    As for your concern over campsites… while I appreciate your attempts to raise the warning flags, I must admit it is getting somewhat tiresome. Fortunately we live in at least a somewhat still capitalistic society. Supply and demand will work in this situation too. As the demand increases for camping spaces two things are going to happen, initially costs will go up (think golf courses in the 90’s), then, as those “greedy” capitalists see money opportunities (I prefer to think of them as smart investors), supply will begin to increase. It just takes time, will it happen soon enough for us to enjoy it, maybe not. Will it eventually result in oversupply, you bet – think of golf courses now.

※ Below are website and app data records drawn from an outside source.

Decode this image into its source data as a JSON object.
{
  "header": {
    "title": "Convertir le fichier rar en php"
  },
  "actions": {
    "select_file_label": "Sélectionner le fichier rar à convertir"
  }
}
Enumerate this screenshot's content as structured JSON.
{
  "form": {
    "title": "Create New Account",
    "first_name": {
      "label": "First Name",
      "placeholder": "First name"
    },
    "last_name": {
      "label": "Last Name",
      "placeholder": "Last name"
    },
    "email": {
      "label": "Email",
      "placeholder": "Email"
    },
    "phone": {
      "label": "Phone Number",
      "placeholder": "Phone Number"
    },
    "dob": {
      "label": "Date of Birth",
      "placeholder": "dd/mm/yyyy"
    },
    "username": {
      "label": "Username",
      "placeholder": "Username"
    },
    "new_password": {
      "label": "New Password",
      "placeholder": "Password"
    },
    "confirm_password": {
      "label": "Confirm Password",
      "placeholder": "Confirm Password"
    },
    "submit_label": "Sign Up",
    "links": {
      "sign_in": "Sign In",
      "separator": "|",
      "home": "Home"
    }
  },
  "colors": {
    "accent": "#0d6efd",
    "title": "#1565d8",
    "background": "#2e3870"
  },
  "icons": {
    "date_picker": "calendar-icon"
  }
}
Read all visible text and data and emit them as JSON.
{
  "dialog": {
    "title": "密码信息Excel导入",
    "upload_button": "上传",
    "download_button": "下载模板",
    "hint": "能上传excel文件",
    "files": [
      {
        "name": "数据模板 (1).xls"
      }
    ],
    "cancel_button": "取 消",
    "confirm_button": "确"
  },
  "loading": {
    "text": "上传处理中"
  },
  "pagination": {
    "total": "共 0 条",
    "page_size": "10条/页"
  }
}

    All that said, I think the concern is a bit over blown. You have to remember that Millenials are the a big part of the current RV rage. However, a couple things about Millenials, they lose interest fast, and far too many can’t tell the difference between a Phillips and flat head screwdriver. When they have to rely on repair men to fix everything that is always breaking on these RV’s you can bet they will just as quickly move on to the next thing (think of the lunacy of tiny houses). I’m betting we are at the peak of RV buying. In the very near future as all these Millenials go off the road and stop posting on YouTube about their amazing RV life, things will change.

    The other part of the RV rage is all the boomers that are retiring. One thing to remember about retirees though, THEY DIE! After this initial glut comes through of boomers, it will level off because the geezers (like us) are kicking the bucket. Just like everything the boomers did it caused a big wave, flattened out, and then left a wake of financial disaster behind it. Yep, just wait until the kids are left with a big, hulking RV, they can’t use and have no where to store. Available boomer RVs will begin to skyrocket just about the time Millenials completely lose interest – market glut!! Yippee, our very own personal RV recession. LOL